Deprioritising equity, bolstering transparency, banishing indecision, and ditching incremental EPR-related digitisation were among the suggestions at a Rewired panel on advancing digital healthcare transformation.

At an animated and deliberately opinionated session, titled the Rewired Big Debate, four leaders shared the radical changes they felt would make the biggest difference to digital transformation.

Rishi Das-Gupta, chief executive of the Health Innovation Network, said tackling inequality was “really important” but suggested the way in which it is currently approached “is a real brake on innovation”.

“A lot of time is spent [trying to ensure that] anything we put in is as fair as possible. That is absolutely the right spirit to be coming from; we definitely shouldn’t do things that we think are going to deliberately broaden health inequality.

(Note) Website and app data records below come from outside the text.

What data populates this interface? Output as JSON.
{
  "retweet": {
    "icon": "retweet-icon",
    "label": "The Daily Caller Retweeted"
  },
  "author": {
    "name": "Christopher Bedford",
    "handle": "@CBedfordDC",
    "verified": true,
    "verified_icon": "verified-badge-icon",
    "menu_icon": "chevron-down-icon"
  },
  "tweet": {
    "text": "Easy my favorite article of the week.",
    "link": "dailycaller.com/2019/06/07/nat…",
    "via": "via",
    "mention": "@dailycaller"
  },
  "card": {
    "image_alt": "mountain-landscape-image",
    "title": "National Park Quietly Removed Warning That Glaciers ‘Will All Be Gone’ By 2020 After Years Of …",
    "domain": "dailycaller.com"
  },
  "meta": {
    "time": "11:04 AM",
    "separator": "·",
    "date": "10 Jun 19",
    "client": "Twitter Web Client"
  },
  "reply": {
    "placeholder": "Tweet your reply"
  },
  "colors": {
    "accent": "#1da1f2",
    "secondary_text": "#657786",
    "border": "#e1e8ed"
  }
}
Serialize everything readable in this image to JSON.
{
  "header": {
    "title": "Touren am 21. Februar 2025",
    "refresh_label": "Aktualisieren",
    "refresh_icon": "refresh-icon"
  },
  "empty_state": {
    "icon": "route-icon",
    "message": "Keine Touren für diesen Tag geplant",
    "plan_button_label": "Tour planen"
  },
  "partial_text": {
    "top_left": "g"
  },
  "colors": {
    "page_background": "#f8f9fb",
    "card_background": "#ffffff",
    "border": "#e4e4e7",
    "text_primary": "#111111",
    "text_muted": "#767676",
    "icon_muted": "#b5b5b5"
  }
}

“But we could be saying, well, actually, we’ve got a new system that serves certain people, and that means freeing up resources that can then be used elsewhere. [We could avoid] getting too deeply into saying anything new has to be completely level across the board.”

The current approach is symptomatic of a broader risk-averseness that often stifles innovation, Das-Gupta said.

Indecision by default

“Unfortunately, despite all the enthusiasm and innovation at conferences like this, often indecision is the decision [on digital innovation],” added Nadine Hachach-Haram, consultant plastic surgeon and director of clinical innovation and strategic partnerships at Guy’s and St Thomas’ NHS Foundation Trust.

“What you find is the default is indecision,” said Hachach-Haram, who is also the founder of Proximie, a firm seeking to increase digitisation in operating theatres.

“No-one is going to get fired for not making a decision or for going to the standard big tech companies. But someone is worried that they could get fired if they bring in an amazing, innovative company that changes how care is delivered.”

Haris Shuaib, founder of Newton’s Tree – a startup focused on large scale AI transformation in health and care – said the NHS was “closed by nature and by default”. He urged “radical transparency”, not least to encourage the more reliable sharing of best practice.

“Forget about the EHR”

For Jacob Haddad, co-founder and chief executive of Accurx, that best practice would go far beyond a focus on the implementation of electronic records.

“We need to forget about the EHR,” said Haddad when asked for his radical ideas on how to advance transformation through digital. “They’re not going to answer all our problems, they’re not going to do the transformation. Most of the EHR implementation is taking what was done on paper and putting it on the screen.

“When the dust settles, and these EHRs are implemented, I think we’re starting to see trusts start realising that the productivity gains haven’t come through.

“Don’t get me wrong – you need an EHR. But that can’t be the holy grail of what we’re aiming for. It’s pure foundation.”